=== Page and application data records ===
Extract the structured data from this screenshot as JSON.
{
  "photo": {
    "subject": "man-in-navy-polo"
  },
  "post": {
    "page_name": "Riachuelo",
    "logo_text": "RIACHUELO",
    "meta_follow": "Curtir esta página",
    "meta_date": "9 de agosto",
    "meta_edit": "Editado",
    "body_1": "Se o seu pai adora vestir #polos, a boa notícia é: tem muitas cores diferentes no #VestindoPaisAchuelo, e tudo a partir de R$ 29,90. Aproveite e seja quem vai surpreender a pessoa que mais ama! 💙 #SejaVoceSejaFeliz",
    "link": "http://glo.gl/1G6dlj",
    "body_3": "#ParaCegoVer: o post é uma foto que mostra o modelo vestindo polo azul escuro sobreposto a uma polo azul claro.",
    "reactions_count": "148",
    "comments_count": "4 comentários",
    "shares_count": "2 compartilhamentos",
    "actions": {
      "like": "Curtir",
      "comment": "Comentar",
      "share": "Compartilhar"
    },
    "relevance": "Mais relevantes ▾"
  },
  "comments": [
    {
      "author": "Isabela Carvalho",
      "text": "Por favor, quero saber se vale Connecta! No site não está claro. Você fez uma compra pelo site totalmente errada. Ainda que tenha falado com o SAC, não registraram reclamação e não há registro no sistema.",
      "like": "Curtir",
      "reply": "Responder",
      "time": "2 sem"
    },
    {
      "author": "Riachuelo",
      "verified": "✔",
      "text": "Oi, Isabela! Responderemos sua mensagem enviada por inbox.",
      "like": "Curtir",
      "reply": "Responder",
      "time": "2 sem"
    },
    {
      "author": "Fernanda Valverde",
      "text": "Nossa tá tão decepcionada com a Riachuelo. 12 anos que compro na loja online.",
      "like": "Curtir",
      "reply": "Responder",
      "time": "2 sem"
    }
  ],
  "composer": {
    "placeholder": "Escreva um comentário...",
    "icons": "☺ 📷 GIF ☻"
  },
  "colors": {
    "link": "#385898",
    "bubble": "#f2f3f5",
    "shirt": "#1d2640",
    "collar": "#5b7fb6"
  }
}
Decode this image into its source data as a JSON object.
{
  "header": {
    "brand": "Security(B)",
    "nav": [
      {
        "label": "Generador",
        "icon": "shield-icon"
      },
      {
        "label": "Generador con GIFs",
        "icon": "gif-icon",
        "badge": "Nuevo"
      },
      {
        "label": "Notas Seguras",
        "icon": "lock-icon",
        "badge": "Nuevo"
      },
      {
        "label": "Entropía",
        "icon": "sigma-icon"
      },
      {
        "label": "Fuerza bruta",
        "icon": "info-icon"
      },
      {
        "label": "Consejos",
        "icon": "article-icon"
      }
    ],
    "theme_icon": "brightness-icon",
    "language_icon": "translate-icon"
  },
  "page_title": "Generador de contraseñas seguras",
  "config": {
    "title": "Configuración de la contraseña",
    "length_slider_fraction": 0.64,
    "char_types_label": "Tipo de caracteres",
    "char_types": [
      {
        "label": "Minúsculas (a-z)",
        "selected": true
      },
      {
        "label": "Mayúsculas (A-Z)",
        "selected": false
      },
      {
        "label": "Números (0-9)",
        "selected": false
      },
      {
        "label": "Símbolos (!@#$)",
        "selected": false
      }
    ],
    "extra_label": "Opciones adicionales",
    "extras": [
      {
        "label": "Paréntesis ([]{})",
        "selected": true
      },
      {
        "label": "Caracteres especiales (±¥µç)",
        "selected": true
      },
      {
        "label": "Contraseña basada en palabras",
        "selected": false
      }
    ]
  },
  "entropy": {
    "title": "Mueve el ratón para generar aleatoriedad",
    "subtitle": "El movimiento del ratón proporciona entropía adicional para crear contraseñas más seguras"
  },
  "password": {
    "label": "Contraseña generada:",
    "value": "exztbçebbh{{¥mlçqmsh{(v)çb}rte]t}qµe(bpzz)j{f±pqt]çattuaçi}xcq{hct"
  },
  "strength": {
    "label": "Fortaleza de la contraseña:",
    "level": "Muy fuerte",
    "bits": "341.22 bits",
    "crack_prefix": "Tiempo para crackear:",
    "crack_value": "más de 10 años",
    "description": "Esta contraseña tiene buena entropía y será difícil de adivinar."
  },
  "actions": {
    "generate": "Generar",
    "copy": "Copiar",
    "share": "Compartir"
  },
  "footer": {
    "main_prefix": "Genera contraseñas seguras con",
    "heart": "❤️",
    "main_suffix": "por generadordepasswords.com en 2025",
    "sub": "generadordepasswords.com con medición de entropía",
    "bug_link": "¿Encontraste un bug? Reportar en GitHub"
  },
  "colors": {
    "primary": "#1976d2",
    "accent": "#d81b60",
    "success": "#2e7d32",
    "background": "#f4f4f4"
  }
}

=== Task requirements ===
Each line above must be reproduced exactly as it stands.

=== Output of the exercise ===
Extract the structured data from this screenshot as JSON.
{
  "photo": {
    "subject": "man-in-navy-polo"
  },
  "post": {
    "page_name": "Riachuelo",
    "logo_text": "RIACHUELO",
    "meta_follow": "Curtir esta página",
    "meta_date": "9 de agosto",
    "meta_edit": "Editado",
    "body_1": "Se o seu pai adora vestir #polos, a boa notícia é: tem muitas cores diferentes no #VestindoPaisAchuelo, e tudo a partir de R$ 29,90. Aproveite e seja quem vai surpreender a pessoa que mais ama! 💙 #SejaVoceSejaFeliz",
    "link": "http://glo.gl/1G6dlj",
    "body_3": "#ParaCegoVer: o post é uma foto que mostra o modelo vestindo polo azul escuro sobreposto a uma polo azul claro.",
    "reactions_count": "148",
    "comments_count": "4 comentários",
    "shares_count": "2 compartilhamentos",
    "actions": {
      "like": "Curtir",
      "comment": "Comentar",
      "share": "Compartilhar"
    },
    "relevance": "Mais relevantes ▾"
  },
  "comments": [
    {
      "author": "Isabela Carvalho",
      "text": "Por favor, quero saber se vale Connecta! No site não está claro. Você fez uma compra pelo site totalmente errada. Ainda que tenha falado com o SAC, não registraram reclamação e não há registro no sistema.",
      "like": "Curtir",
      "reply": "Responder",
      "time": "2 sem"
    },
    {
      "author": "Riachuelo",
      "verified": "✔",
      "text": "Oi, Isabela! Responderemos sua mensagem enviada por inbox.",
      "like": "Curtir",
      "reply": "Responder",
      "time": "2 sem"
    },
    {
      "author": "Fernanda Valverde",
      "text": "Nossa tá tão decepcionada com a Riachuelo. 12 anos que compro na loja online.",
      "like": "Curtir",
      "reply": "Responder",
      "time": "2 sem"
    }
  ],
  "composer": {
    "placeholder": "Escreva um comentário...",
    "icons": "☺ 📷 GIF ☻"
  },
  "colors": {
    "link": "#385898",
    "bubble": "#f2f3f5",
    "shirt": "#1d2640",
    "collar": "#5b7fb6"
  }
}
Decode this image into its source data as a JSON object.
{
  "header": {
    "brand": "Security(B)",
    "nav": [
      {
        "label": "Generador",
        "icon": "shield-icon"
      },
      {
        "label": "Generador con GIFs",
        "icon": "gif-icon",
        "badge": "Nuevo"
      },
      {
        "label": "Notas Seguras",
        "icon": "lock-icon",
        "badge": "Nuevo"
      },
      {
        "label": "Entropía",
        "icon": "sigma-icon"
      },
      {
        "label": "Fuerza bruta",
        "icon": "info-icon"
      },
      {
        "label": "Consejos",
        "icon": "article-icon"
      }
    ],
    "theme_icon": "brightness-icon",
    "language_icon": "translate-icon"
  },
  "page_title": "Generador de contraseñas seguras",
  "config": {
    "title": "Configuración de la contraseña",
    "length_slider_fraction": 0.64,
    "char_types_label": "Tipo de caracteres",
    "char_types": [
      {
        "label": "Minúsculas (a-z)",
        "selected": true
      },
      {
        "label": "Mayúsculas (A-Z)",
        "selected": false
      },
      {
        "label": "Números (0-9)",
        "selected": false
      },
      {
        "label": "Símbolos (!@#$)",
        "selected": false
      }
    ],
    "extra_label": "Opciones adicionales",
    "extras": [
      {
        "label": "Paréntesis ([]{})",
        "selected": true
      },
      {
        "label": "Caracteres especiales (±¥µç)",
        "selected": true
      },
      {
        "label": "Contraseña basada en palabras",
        "selected": false
      }
    ]
  },
  "entropy": {
    "title": "Mueve el ratón para generar aleatoriedad",
    "subtitle": "El movimiento del ratón proporciona entropía adicional para crear contraseñas más seguras"
  },
  "password": {
    "label": "Contraseña generada:",
    "value": "exztbçebbh{{¥mlçqmsh{(v)çb}rte]t}qµe(bpzz)j{f±pqt]çattuaçi}xcq{hct"
  },
  "strength": {
    "label": "Fortaleza de la contraseña:",
    "level": "Muy fuerte",
    "bits": "341.22 bits",
    "crack_prefix": "Tiempo para crackear:",
    "crack_value": "más de 10 años",
    "description": "Esta contraseña tiene buena entropía y será difícil de adivinar."
  },
  "actions": {
    "generate": "Generar",
    "copy": "Copiar",
    "share": "Compartir"
  },
  "footer": {
    "main_prefix": "Genera contraseñas seguras con",
    "heart": "❤️",
    "main_suffix": "por generadordepasswords.com en 2025",
    "sub": "generadordepasswords.com con medición de entropía",
    "bug_link": "¿Encontraste un bug? Reportar en GitHub"
  },
  "colors": {
    "primary": "#1976d2",
    "accent": "#d81b60",
    "success": "#2e7d32",
    "background": "#f4f4f4"
  }
}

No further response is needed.